Posted in Uncategorized at 11:12 am by livefood

Subject: Questions about Whiteworms


I have been culturing grindal worms with great success for several months now but I am finding that they are too small for the adult fish I am feeding (tetras and barbs). I want to give white worms a shot as I understand they are the next size up.

My question is I have read that white worms require lower temps than grindals, between 55-68F. The space I have available is 72-75F and I am concerned that the worms may not fare so well. I have even read from several sources that the worms may even die above 72F.

I would appeciate your opinions and experiences with white worm and their temperature requirements.





The worms might not perish at say “73” but you will not find them multiplying much if the temp is over 65 or so. The refer is too cold and if you rig a refer with a new thermostat (from a beer making venture perhaps) you will burn up the compressor on the refer.

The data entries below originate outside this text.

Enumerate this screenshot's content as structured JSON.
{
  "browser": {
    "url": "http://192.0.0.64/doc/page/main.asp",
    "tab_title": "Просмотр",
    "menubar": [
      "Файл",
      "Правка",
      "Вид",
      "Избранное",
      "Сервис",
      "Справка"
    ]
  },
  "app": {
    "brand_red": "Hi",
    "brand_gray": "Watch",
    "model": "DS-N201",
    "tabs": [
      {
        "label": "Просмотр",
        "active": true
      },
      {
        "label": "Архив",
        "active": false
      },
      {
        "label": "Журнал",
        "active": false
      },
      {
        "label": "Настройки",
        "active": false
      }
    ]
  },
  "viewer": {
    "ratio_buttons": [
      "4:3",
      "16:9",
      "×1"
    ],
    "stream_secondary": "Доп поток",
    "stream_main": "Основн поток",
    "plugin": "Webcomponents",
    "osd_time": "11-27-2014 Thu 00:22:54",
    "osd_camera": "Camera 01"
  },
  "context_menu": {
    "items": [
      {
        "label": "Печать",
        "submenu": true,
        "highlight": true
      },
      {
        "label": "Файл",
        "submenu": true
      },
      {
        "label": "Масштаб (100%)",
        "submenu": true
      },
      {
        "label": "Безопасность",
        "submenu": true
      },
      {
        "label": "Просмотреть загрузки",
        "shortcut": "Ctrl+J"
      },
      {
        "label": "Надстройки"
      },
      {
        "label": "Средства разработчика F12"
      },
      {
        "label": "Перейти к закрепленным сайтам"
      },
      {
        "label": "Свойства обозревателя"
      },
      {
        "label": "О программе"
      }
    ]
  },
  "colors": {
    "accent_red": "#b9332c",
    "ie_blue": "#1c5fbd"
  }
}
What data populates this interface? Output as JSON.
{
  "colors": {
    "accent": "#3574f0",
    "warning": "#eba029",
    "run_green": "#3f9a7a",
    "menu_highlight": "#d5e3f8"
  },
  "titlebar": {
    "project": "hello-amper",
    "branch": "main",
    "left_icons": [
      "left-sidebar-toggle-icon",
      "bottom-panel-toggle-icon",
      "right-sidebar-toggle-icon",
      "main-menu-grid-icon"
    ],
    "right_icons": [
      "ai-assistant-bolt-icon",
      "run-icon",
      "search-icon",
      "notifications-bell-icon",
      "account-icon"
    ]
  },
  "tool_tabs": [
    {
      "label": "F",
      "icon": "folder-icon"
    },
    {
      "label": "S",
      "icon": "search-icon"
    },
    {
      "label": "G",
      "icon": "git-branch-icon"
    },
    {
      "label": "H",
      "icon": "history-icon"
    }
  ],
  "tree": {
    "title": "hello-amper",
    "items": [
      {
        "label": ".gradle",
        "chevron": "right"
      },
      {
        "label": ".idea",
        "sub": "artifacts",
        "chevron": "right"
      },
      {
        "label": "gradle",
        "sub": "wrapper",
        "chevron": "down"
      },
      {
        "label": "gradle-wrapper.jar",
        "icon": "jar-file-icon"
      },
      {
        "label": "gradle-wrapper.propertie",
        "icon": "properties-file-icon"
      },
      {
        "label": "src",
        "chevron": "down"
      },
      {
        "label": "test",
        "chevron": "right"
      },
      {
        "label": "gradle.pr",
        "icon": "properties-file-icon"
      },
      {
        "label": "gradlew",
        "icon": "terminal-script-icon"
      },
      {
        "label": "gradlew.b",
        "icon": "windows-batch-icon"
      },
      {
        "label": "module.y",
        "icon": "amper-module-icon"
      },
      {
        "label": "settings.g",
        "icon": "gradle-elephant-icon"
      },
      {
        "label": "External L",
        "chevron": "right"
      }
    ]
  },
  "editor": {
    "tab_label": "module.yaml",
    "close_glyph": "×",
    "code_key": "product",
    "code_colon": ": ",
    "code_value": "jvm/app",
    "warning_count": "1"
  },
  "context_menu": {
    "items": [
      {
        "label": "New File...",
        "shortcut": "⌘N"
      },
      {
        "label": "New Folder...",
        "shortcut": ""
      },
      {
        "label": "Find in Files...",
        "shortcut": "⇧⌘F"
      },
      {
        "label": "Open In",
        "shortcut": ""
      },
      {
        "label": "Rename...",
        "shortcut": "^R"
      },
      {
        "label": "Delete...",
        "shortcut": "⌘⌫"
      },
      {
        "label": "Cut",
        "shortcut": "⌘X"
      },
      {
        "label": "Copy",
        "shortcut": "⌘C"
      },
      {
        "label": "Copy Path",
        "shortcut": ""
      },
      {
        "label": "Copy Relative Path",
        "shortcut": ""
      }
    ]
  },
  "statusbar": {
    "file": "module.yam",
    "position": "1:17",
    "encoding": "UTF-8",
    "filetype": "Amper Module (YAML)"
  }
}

It’s really not worth it.

However, we live in California and it gets pretty warm for long periods of time. We don’t see the 100s very often, but definitely into the 90 for extended periods. So what we do is…we culture the worms in Styrofoam fish boxes. We keep the lid on. The culture stays moist and dark and the worms love that. We put two 1 liter bottles of water into the freezer. When the weather climbs to the point where the temp inside the coolers is above 70, we take a water bottle out and put it into the culture. In a couple of days (depending on the temps) we exchange that now melted bottle with the other frozen one. The first bottle is now freezing…the second one cooling the culture. When the temps get really hot, we exchange the bottles every day.

In order to help ourselves a bit, we keep the cultures on the floor of the garage. The floor is the coolest place in the home.

This system has never failed us…every with the temp was over 100 for 10 days or so. My family didn’t do as well as the worms.

Take care,
The Bug Farm


1 Comment

  1. Beta Fish Facts said,

    April 27, 2010 at 5:02 am

    Beta Fish Facts…

    For any bowl under 2 gallons, clean it twice a week. If it is above 2 gallons, a weekly cleaning should be sufficient. Fish produce ammonia, and without an established filter to remove the ammonia, it will build up and eventually poison the fish….